Now, not only were your books a great self-discovery tool, (despite my being a little out of target age when I read them) but also reflected – if that’s the word I’m looking for – some actual accounts/events in my own life, which made me feel even more connected to you; at least to what you had to say. Some scenes happened to me almost as described in The Other Way Round, for instance the episode where Anna sees her dad crying, as a result of the emotions that overwhelm him as he listens a music piece at a concert they attend together, due to the fact that she is infatuated with her art professor and goes there only to see him. (But… what am I doing?! I’m telling the story to the storyteller!) Even though I had no art professor I was infatuated with (I did have a very good-looking, charismatic one, though), I do have a father, and I did see him cry after a musical piece played at a concert we went together to, having gotten to our seats after climbing what seemed a million stairs! The resemblance to the account in the book was too big, so I could not help but grin and remember it, and then look for the page when I got home.
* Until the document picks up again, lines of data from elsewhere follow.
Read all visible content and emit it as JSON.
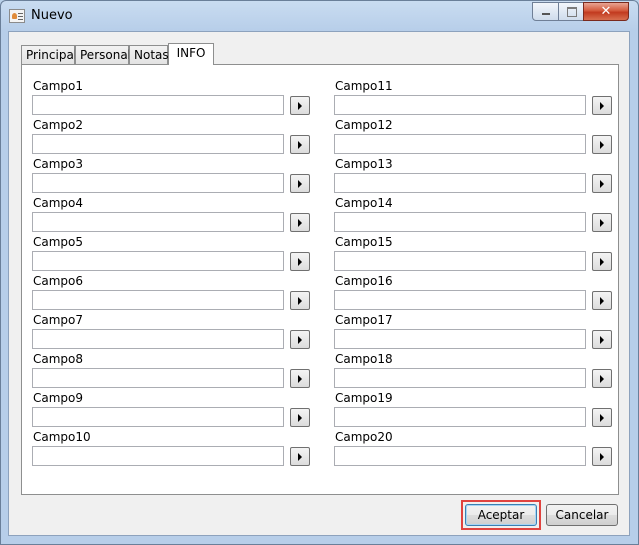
{
  "window": {
    "title": "Nuevo",
    "close_glyph": "✕"
  },
  "tabs": [
    {
      "label": "Principal"
    },
    {
      "label": "Personal"
    },
    {
      "label": "Notas"
    },
    {
      "label": "INFO"
    }
  ],
  "active_tab": "INFO",
  "fields_left": [
    {
      "label": "Campo1",
      "value": ""
    },
    {
      "label": "Campo2",
      "value": ""
    },
    {
      "label": "Campo3",
      "value": ""
    },
    {
      "label": "Campo4",
      "value": ""
    },
    {
      "label": "Campo5",
      "value": ""
    },
    {
      "label": "Campo6",
      "value": ""
    },
    {
      "label": "Campo7",
      "value": ""
    },
    {
      "label": "Campo8",
      "value": ""
    },
    {
      "label": "Campo9",
      "value": ""
    },
    {
      "label": "Campo10",
      "value": ""
    }
  ],
  "fields_right": [
    {
      "label": "Campo11",
      "value": ""
    },
    {
      "label": "Campo12",
      "value": ""
    },
    {
      "label": "Campo13",
      "value": ""
    },
    {
      "label": "Campo14",
      "value": ""
    },
    {
      "label": "Campo15",
      "value": ""
    },
    {
      "label": "Campo16",
      "value": ""
    },
    {
      "label": "Campo17",
      "value": ""
    },
    {
      "label": "Campo18",
      "value": ""
    },
    {
      "label": "Campo19",
      "value": ""
    },
    {
      "label": "Campo20",
      "value": ""
    }
  ],
  "buttons": {
    "ok": "Aceptar",
    "cancel": "Cancelar"
  },
  "colors": {
    "highlight": "#e0433f",
    "title_bg": "#b9d1ea",
    "close_red": "#c23a1f"
  }
}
Thus, as I grew from teenager to young adult, while knitting together the many threads which now constitute who I am – and who I am becoming – into the fabric of my every day, I intertwined quite a few Anna threads as well, always thinking that, one day, I would let you know I’d done so; that one day I would be able to thank you and ask you “please, keep writing, for all the future children, who will become adults, partially – even if unconsciously – guided by your penning hand”. I don’t know if you still write, I don’t know if you would want you, and I certainly don’t know if you will even read all the nonsense I am typing right now, but I had to type all this anyway. I am wondering if typing this letter is of any use, especially when I have ended talking so much about myself and addressing you so little (it almost feels like therapy, you being the silent, passive therapist, unfortunately). In any case, and whatever the fate of this letter ends up being, I would like you to know and remember you have been a great influence in the life of a then girl, now woman, called Alejandra, who read your stories in a very white, and very small room, somewhere in Mexico City, during many a sleepless night.
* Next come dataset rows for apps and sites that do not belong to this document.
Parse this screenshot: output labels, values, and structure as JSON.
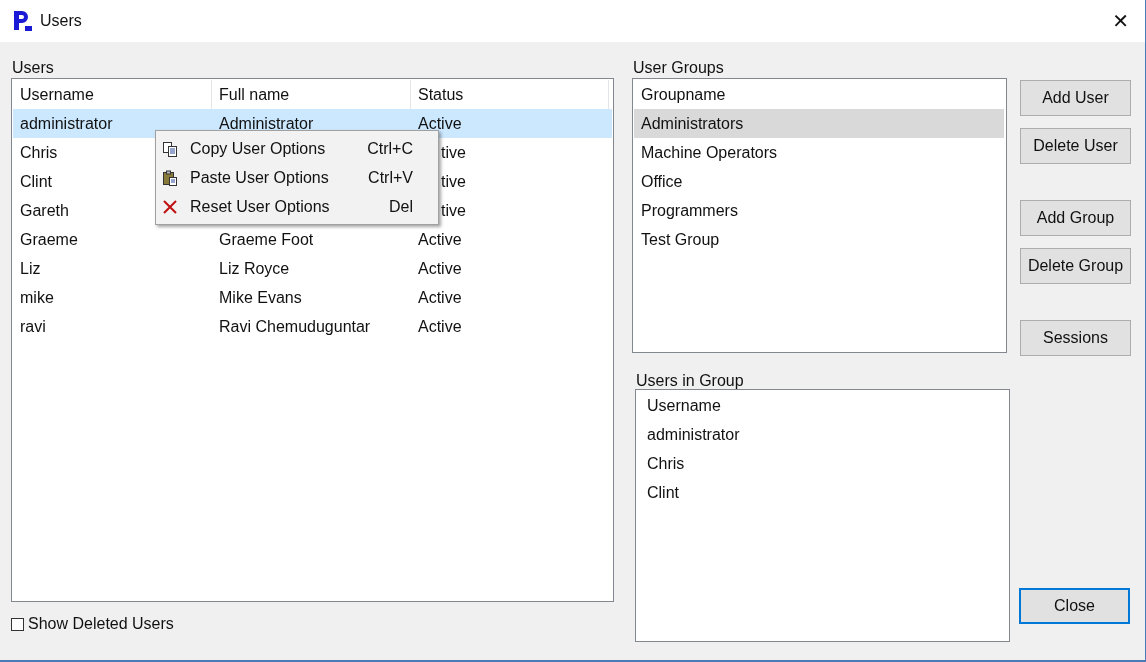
{
  "window": {
    "title": "Users",
    "close": "✕"
  },
  "users": {
    "label": "Users",
    "columns": [
      "Username",
      "Full name",
      "Status"
    ],
    "rows": [
      {
        "username": "administrator",
        "full_name": "Administrator",
        "status": "Active",
        "selected": true
      },
      {
        "username": "Chris",
        "status": "tive",
        "selected": false
      },
      {
        "username": "Clint",
        "status": "tive",
        "selected": false
      },
      {
        "username": "Gareth",
        "status": "tive",
        "selected": false
      },
      {
        "username": "Graeme",
        "full_name": "Graeme Foot",
        "status": "Active",
        "selected": false
      },
      {
        "username": "Liz",
        "full_name": "Liz Royce",
        "status": "Active",
        "selected": false
      },
      {
        "username": "mike",
        "full_name": "Mike Evans",
        "status": "Active",
        "selected": false
      },
      {
        "username": "ravi",
        "full_name": "Ravi Chemuduguntar",
        "status": "Active",
        "selected": false
      }
    ]
  },
  "context_menu": [
    {
      "kind": "copy",
      "label": "Copy User Options",
      "shortcut": "Ctrl+C"
    },
    {
      "kind": "paste",
      "label": "Paste User Options",
      "shortcut": "Ctrl+V"
    },
    {
      "kind": "reset",
      "label": "Reset User Options",
      "shortcut": "Del"
    }
  ],
  "show_deleted": {
    "label": "Show Deleted Users",
    "checked": false
  },
  "user_groups": {
    "label": "User Groups",
    "column": "Groupname",
    "rows": [
      {
        "name": "Administrators",
        "selected": true
      },
      {
        "name": "Machine Operators",
        "selected": false
      },
      {
        "name": "Office",
        "selected": false
      },
      {
        "name": "Programmers",
        "selected": false
      },
      {
        "name": "Test Group",
        "selected": false
      }
    ]
  },
  "users_in_group": {
    "label": "Users in Group",
    "column": "Username",
    "rows": [
      "administrator",
      "Chris",
      "Clint"
    ]
  },
  "button_groups": [
    [
      "Add User",
      "Delete User"
    ],
    [
      "Add Group",
      "Delete Group"
    ],
    [
      "Sessions"
    ]
  ],
  "close_button": "Close"
}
I will stop writing here, as the previous sentence may be the best ending I can formulate (plus I have been beyond repetitive throughout this text). I won’t even edit and re-edit this letter, so there will it go… out into the virtual world, at the risk of being not nearly as good, not nearly as impactful, or clear or true to what I initially wanted. I am satisfied now, for I have told you, Judith Kerr, the big part you have played in my life; for I have finally penned THAT letter I postponed writing for such a long time.
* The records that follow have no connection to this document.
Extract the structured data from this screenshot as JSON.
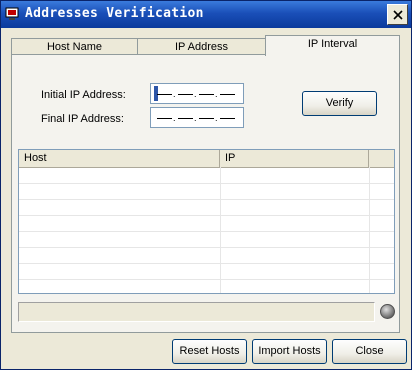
{
  "window": {
    "title": "Addresses Verification"
  },
  "tabs": [
    {
      "label": "Host Name",
      "active": false
    },
    {
      "label": "IP Address",
      "active": false
    },
    {
      "label": "IP Interval",
      "active": true
    }
  ],
  "form": {
    "initial_label": "Initial IP Address:",
    "final_label": "Final IP Address:",
    "verify_label": "Verify"
  },
  "list": {
    "columns": [
      "Host",
      "IP"
    ],
    "rows": []
  },
  "buttons": {
    "reset_label": "Reset Hosts",
    "import_label": "Import Hosts",
    "close_label": "Close"
  },
  "icons": {
    "app": "network-app-icon",
    "close": "close-icon",
    "status": "status-led-icon"
  },
  "colors": {
    "titlebar": "#0b3a9c",
    "face": "#ece9d8"
  }
}
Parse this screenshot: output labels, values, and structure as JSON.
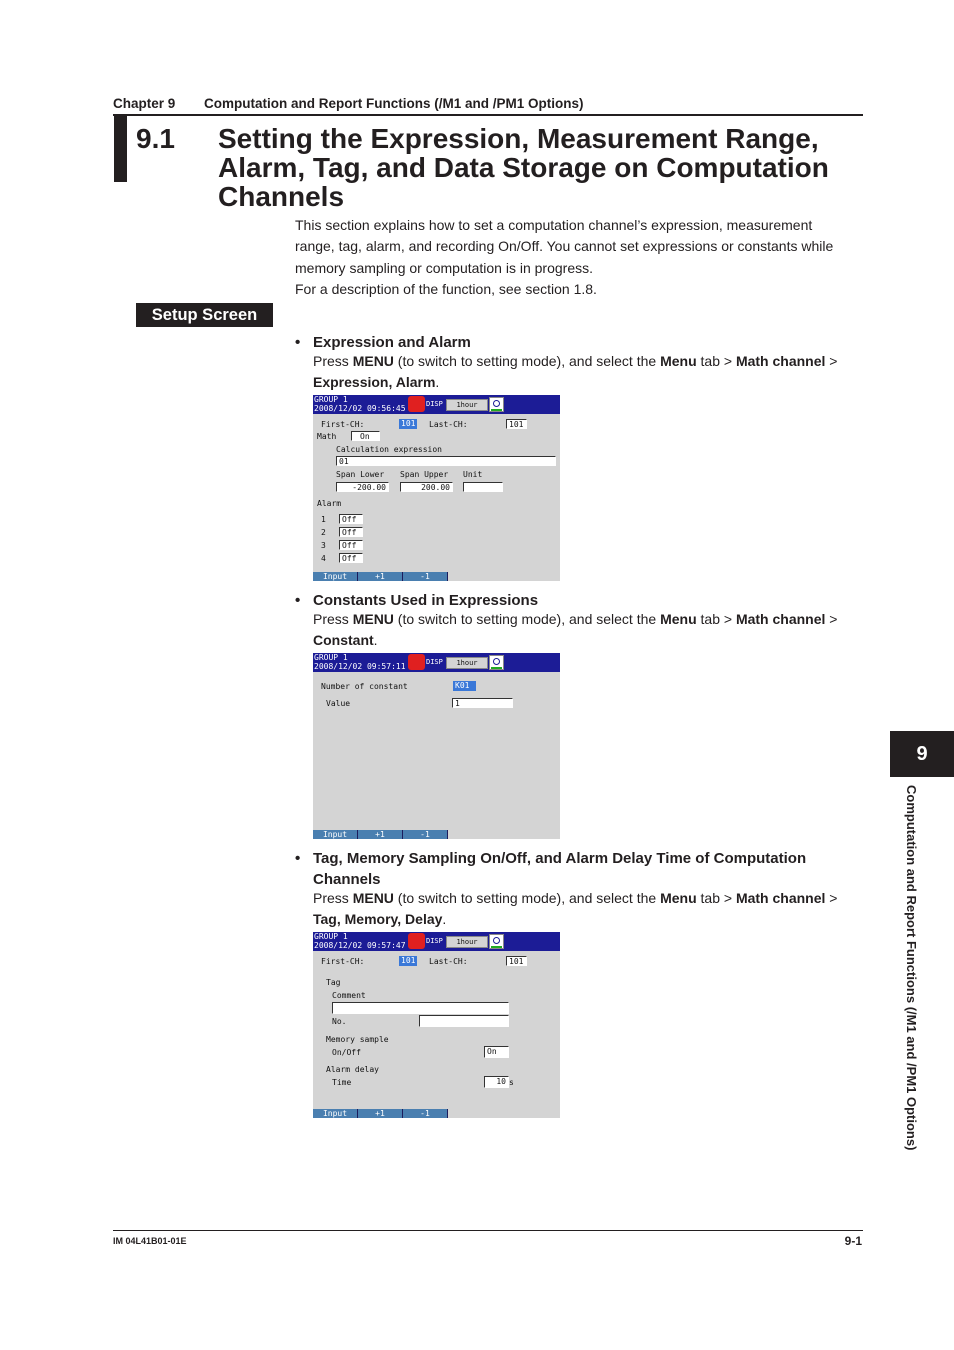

Many regards, and may God keep your heart,

– Alex

* You can visit this link, in order to know more about Mrs. Kerr. All information is provided by her publisher and I neither own rights, nor am in any way associated to it.

^ I did not know of the existence of all other Judith Kerr’s books; not until recently, as they are not popular – perhaps not even known – in my country of origin, Mexico.

Where Am I?

You are currently browsing entries tagged with The letter I never wrote at Memorias de lo inacabado.